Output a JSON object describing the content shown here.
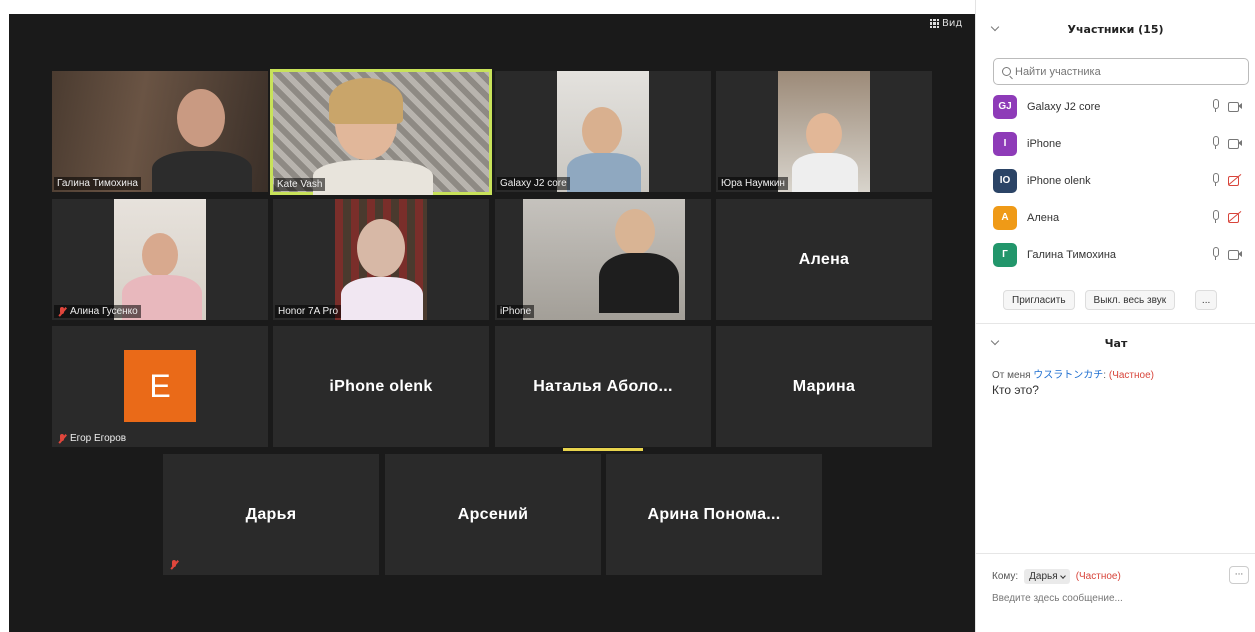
{
  "video": {
    "view_label": "Вид",
    "tiles": [
      {
        "id": "t1",
        "label": "Галина Тимохина",
        "muted": false
      },
      {
        "id": "t2",
        "label": "Kate Vash",
        "muted": false
      },
      {
        "id": "t3",
        "label": "Galaxy J2 core",
        "muted": false
      },
      {
        "id": "t4",
        "label": "Юра Наумкин",
        "muted": false
      },
      {
        "id": "t5",
        "label": "Алина Гусенко",
        "muted": true
      },
      {
        "id": "t6",
        "label": "Honor 7A Pro",
        "muted": false
      },
      {
        "id": "t7",
        "label": "iPhone",
        "muted": false
      },
      {
        "id": "t8",
        "center_name": "Алена"
      },
      {
        "id": "t9",
        "label": "Егор Егоров",
        "muted": true,
        "avatar_letter": "E"
      },
      {
        "id": "t10",
        "center_name": "iPhone olenk"
      },
      {
        "id": "t11",
        "center_name": "Наталья Аболо..."
      },
      {
        "id": "t12",
        "center_name": "Марина"
      },
      {
        "id": "t13",
        "center_name": "Дарья",
        "muted": true
      },
      {
        "id": "t14",
        "center_name": "Арсений"
      },
      {
        "id": "t15",
        "center_name": "Арина Понома..."
      }
    ]
  },
  "participants": {
    "title": "Участники (15)",
    "search_placeholder": "Найти участника",
    "list": [
      {
        "initials": "GJ",
        "name": "Galaxy J2 core",
        "color": "#8e3bb8",
        "cam_off": false
      },
      {
        "initials": "I",
        "name": "iPhone",
        "color": "#8e3bb8",
        "cam_off": false
      },
      {
        "initials": "IO",
        "name": "iPhone olenk",
        "color": "#2b4466",
        "cam_off": true
      },
      {
        "initials": "A",
        "name": "Алена",
        "color": "#ef9a17",
        "cam_off": true
      },
      {
        "initials": "Г",
        "name": "Галина Тимохина",
        "color": "#22966b",
        "cam_off": false
      }
    ],
    "invite_label": "Пригласить",
    "mute_all_label": "Выкл. весь звук",
    "more_label": "..."
  },
  "chat": {
    "title": "Чат",
    "messages": [
      {
        "from_prefix": "От меня",
        "sender": "ウスラトンカチ",
        "private_label": "(Частное)",
        "text": "Кто это?"
      }
    ],
    "to_label": "Кому:",
    "to_value": "Дарья",
    "to_private": "(Частное)",
    "more_label": "···",
    "input_placeholder": "Введите здесь сообщение..."
  },
  "colors": {
    "accent_active": "#c8e25a",
    "speaker_bar": "#e8d44d",
    "avatar_e": "#ea6a18",
    "private_red": "#d8453b"
  }
}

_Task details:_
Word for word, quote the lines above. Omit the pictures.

_Answer section:_
Output a JSON object describing the content shown here.
{
  "video": {
    "view_label": "Вид",
    "tiles": [
      {
        "id": "t1",
        "label": "Галина Тимохина",
        "muted": false
      },
      {
        "id": "t2",
        "label": "Kate Vash",
        "muted": false
      },
      {
        "id": "t3",
        "label": "Galaxy J2 core",
        "muted": false
      },
      {
        "id": "t4",
        "label": "Юра Наумкин",
        "muted": false
      },
      {
        "id": "t5",
        "label": "Алина Гусенко",
        "muted": true
      },
      {
        "id": "t6",
        "label": "Honor 7A Pro",
        "muted": false
      },
      {
        "id": "t7",
        "label": "iPhone",
        "muted": false
      },
      {
        "id": "t8",
        "center_name": "Алена"
      },
      {
        "id": "t9",
        "label": "Егор Егоров",
        "muted": true,
        "avatar_letter": "E"
      },
      {
        "id": "t10",
        "center_name": "iPhone olenk"
      },
      {
        "id": "t11",
        "center_name": "Наталья Аболо..."
      },
      {
        "id": "t12",
        "center_name": "Марина"
      },
      {
        "id": "t13",
        "center_name": "Дарья",
        "muted": true
      },
      {
        "id": "t14",
        "center_name": "Арсений"
      },
      {
        "id": "t15",
        "center_name": "Арина Понома..."
      }
    ]
  },
  "participants": {
    "title": "Участники (15)",
    "search_placeholder": "Найти участника",
    "list": [
      {
        "initials": "GJ",
        "name": "Galaxy J2 core",
        "color": "#8e3bb8",
        "cam_off": false
      },
      {
        "initials": "I",
        "name": "iPhone",
        "color": "#8e3bb8",
        "cam_off": false
      },
      {
        "initials": "IO",
        "name": "iPhone olenk",
        "color": "#2b4466",
        "cam_off": true
      },
      {
        "initials": "A",
        "name": "Алена",
        "color": "#ef9a17",
        "cam_off": true
      },
      {
        "initials": "Г",
        "name": "Галина Тимохина",
        "color": "#22966b",
        "cam_off": false
      }
    ],
    "invite_label": "Пригласить",
    "mute_all_label": "Выкл. весь звук",
    "more_label": "..."
  },
  "chat": {
    "title": "Чат",
    "messages": [
      {
        "from_prefix": "От меня",
        "sender": "ウスラトンカチ",
        "private_label": "(Частное)",
        "text": "Кто это?"
      }
    ],
    "to_label": "Кому:",
    "to_value": "Дарья",
    "to_private": "(Частное)",
    "more_label": "···",
    "input_placeholder": "Введите здесь сообщение..."
  },
  "colors": {
    "accent_active": "#c8e25a",
    "speaker_bar": "#e8d44d",
    "avatar_e": "#ea6a18",
    "private_red": "#d8453b"
  }
}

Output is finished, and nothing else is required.